Families of former Hansen's disease patients who suffered discrimination under a now-defunct national policy of isolating the patients are celebrating not having to hide their loved ones' disease anymore, following the government's July 9 announcement that it will not appeal a ruling awarding compensation to former patients' families.
The Kumamoto District Court ruled on June 28 that the government's isolation policy was responsible for fostering discrimination, breaking bonds between people and damaging their lives.
Finalization of the ruling is seen as a big step toward ending discrimination and prejudice. However, the plaintiffs' defense counsel is demanding that the central government go a step further, issuing an apology and urgently providing relief.
Chikara Hayashi, the 94-year-old leader of the group of plaintiffs, appeared in a news conference held in the Nagatacho district of Tokyo's Chiyoda Ward later on July 9.
"The government should fully commit to resolving discrimination and prejudice (against the families of leprosy patients) that it generated through its ill-conceived policy, out of consideration for the many people who have already passed away," said Hayashi, a resident of the southwestern Japan city of Fukuoka.
Hayashi's father was in his 40s when he was relocated to a sanatorium for leprosy patients. He died in 1962 at age 67. Hayashi recalls being repeatedly told by his father to keep his disease a secret -- something he doesn't have to do now.
"I no longer have to hide it. I want to tell him that the government has acknowledged its mistake," Hayashi said of the government's plan to refrain from filing an appeal. Alongside other fellow plaintiffs, he raised a banner that read, "Court victory set to be finalized."
Harumi Oku, a 72-year-old plaintiff, had come to Tokyo from the city of Amami, Kagoshima Prefecture, also in southwestern Japan, after the June 28 ruling and continued to engage in activities urging the central government not to file an appeal. "I thought we were just at the beginning of our fight, but the news (of the government's plan) eased the tension," Oku said as she shed tears of happiness.
Oku was just 4 years old when she was separated from her parents, and faced discrimination as a child of those with leprosy. The day the Kumamoto District Court handed down the ruling marked the 23rd anniversary of the death of her mother, whom she had once resented over their difficult life marked by discrimination. Oku said she believes her "parents are pleased" with the result.
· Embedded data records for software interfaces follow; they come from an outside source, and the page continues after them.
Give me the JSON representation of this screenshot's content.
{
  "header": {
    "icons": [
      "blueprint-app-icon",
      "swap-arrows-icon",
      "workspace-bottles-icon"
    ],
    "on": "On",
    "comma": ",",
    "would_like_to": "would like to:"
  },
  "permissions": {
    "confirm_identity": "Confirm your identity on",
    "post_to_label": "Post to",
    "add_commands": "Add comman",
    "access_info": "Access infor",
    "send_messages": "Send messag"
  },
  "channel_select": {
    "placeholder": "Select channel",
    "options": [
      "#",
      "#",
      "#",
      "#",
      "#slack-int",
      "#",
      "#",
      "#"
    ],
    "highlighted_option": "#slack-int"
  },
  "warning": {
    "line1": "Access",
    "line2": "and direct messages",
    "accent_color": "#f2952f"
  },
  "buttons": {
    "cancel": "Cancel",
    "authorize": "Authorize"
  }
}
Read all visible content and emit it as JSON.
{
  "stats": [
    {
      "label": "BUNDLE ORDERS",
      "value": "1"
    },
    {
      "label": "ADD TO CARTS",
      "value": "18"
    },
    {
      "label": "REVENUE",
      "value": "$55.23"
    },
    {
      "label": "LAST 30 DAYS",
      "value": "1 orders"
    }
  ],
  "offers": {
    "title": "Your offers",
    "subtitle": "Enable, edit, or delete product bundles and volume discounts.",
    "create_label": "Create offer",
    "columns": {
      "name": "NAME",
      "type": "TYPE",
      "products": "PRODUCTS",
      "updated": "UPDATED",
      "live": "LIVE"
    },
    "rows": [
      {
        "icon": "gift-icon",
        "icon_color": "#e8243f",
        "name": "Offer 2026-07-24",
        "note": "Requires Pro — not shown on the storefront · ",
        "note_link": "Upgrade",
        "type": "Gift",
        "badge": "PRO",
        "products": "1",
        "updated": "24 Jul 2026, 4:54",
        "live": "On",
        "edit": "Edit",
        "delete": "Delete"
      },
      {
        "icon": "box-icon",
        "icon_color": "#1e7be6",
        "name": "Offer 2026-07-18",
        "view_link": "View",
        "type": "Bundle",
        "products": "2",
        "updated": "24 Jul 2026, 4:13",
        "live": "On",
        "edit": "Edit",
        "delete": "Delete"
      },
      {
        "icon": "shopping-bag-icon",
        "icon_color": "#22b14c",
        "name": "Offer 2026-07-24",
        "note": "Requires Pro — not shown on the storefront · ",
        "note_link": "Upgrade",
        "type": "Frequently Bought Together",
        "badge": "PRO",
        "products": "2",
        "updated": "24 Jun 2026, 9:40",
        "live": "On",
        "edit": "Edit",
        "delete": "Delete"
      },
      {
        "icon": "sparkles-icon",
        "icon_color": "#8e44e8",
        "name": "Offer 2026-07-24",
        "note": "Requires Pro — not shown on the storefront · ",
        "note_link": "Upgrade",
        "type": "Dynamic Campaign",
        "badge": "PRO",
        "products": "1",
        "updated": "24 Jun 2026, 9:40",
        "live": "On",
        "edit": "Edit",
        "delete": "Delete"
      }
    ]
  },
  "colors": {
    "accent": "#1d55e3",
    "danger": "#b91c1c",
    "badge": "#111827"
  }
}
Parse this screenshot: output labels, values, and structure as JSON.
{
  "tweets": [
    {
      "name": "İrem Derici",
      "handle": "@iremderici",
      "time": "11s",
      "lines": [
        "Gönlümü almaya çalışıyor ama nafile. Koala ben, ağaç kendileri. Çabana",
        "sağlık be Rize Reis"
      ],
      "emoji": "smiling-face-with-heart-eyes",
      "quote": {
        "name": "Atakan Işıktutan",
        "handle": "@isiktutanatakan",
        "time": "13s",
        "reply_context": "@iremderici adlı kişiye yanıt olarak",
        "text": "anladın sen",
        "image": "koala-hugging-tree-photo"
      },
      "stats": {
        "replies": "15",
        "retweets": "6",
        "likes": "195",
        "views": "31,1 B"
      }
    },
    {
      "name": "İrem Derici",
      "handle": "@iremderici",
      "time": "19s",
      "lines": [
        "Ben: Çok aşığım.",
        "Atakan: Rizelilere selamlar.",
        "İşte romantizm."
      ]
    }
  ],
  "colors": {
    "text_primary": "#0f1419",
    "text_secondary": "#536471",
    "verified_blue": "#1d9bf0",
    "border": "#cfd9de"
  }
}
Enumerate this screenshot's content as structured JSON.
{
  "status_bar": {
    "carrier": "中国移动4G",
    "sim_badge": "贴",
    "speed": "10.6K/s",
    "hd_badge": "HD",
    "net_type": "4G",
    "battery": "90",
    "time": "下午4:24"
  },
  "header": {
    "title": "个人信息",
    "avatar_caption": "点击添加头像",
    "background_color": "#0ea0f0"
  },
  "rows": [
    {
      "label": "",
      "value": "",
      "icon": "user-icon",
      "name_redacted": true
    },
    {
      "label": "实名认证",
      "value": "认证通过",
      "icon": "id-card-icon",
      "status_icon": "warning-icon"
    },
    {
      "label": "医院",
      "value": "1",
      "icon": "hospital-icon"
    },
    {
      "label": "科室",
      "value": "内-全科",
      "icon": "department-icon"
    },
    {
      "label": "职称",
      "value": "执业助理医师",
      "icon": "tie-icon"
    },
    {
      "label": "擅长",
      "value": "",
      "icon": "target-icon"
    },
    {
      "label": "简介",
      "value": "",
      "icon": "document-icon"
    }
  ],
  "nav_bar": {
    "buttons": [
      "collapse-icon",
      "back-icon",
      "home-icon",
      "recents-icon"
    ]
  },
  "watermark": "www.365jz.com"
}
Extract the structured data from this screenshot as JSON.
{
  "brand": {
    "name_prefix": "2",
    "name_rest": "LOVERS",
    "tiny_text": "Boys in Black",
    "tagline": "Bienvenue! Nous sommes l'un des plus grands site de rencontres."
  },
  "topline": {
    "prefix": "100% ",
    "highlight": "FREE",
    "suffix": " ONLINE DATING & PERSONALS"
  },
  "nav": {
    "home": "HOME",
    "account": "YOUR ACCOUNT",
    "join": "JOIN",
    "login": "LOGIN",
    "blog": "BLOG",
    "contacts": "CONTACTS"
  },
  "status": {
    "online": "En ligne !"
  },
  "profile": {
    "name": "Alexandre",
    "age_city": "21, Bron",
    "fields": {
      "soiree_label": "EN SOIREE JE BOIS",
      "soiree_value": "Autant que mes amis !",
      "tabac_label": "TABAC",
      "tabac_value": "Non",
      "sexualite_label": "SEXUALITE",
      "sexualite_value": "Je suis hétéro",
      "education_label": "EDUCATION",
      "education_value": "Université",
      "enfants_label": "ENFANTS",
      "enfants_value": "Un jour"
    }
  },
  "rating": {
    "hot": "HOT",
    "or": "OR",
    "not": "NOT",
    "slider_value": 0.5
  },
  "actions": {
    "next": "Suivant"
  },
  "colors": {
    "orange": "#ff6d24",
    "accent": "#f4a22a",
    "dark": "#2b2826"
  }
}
Koichi Akatsuka, an 81-year-old plaintiff whose father was relocated to the National Sanatorium Amami-Wakouen in the city of Amami, heard about the news in his hometown. "The prime minister's decision was simply a matter of course. We have suffered for a long time and can't bring ourselves to rejoice. He should have first told the plaintiffs about the government's plan and offered an honest apology," Akatsuka said.
In 2001, then Prime Minister Junichiro Koizumi decided not to appeal against a Kumamoto District Court ruling that sided with former leprosy patients who had complained of longstanding discrimination. Abe similarly announced that he plans to accept the latest ruling, but has not mentioned specific relief measures.
On top of an apology, plaintiffs and their defense counsel are demanding that the central government create a relief system for all people who suffered damage and implement a policy to end discrimination and prejudice, including damage done to such families.
In the news conference, lawyer Yasuyuki Tokuda, the co-leader of the defense counsel, said that the finalization of the June 28 ruling "will enable a big step to be taken toward tackling a social structure in which discrimination and prejudice remain." He added, "We urge that people understand there are plaintiffs who are quietly rejoicing and others who could not take part in the trial."
Many former leprosy patients in national sanatoriums were also filled with joy with the government's plan to refrain from filing an appeal.
Yasushi Shimura, the 86-year-old president of the resident community association at National Sanatorium Kikuchi Keifuen in the southwestern Japan city of Koshi in Kumamoto Prefecture, stated, "Families have been suffering as much as former patients and I'm grateful for the prime minister's decision." He also emphasized that such people still face discrimination and that their suffering has not changed.
Shimura expressed hope for a society in which people can openly say, "My sibling was a Hansen's patient." He urged the Japanese government to put effort into human rights education.
Yoichiro Iwakawa, 82, serves as president of the resident community association at National Sanatorium Hoshizuka Keiaien in the city of Kanoya, Kagoshima Prefecture, in southwestern Japan. His 74-year-old brother and 80-year-old sister joined the group of plaintiffs in the latest trial.
During his association activities, Iwakawa worked together with Michihiro Ko, the late former president of the National Hansen's Disease Sanatoria Residents' Association. He shared the news of the government's plan in front of a photograph of Ko.
"It'll be a big step toward getting rid of the the deep-rooted discrimination and prejudice against leprosy in society. This shouldn't be the end but a chance to completely resolve issues to do with Hansen's disease," he said.
(Japanese original by Akira Hattori and Yuki Yamamoto, City News Department; Kazuaki Kanda, Amami Local Bureau; Hayato Jojima, Kumamoto Bureau; and Ryoichi Shinkai, Kanoya Local Bureau)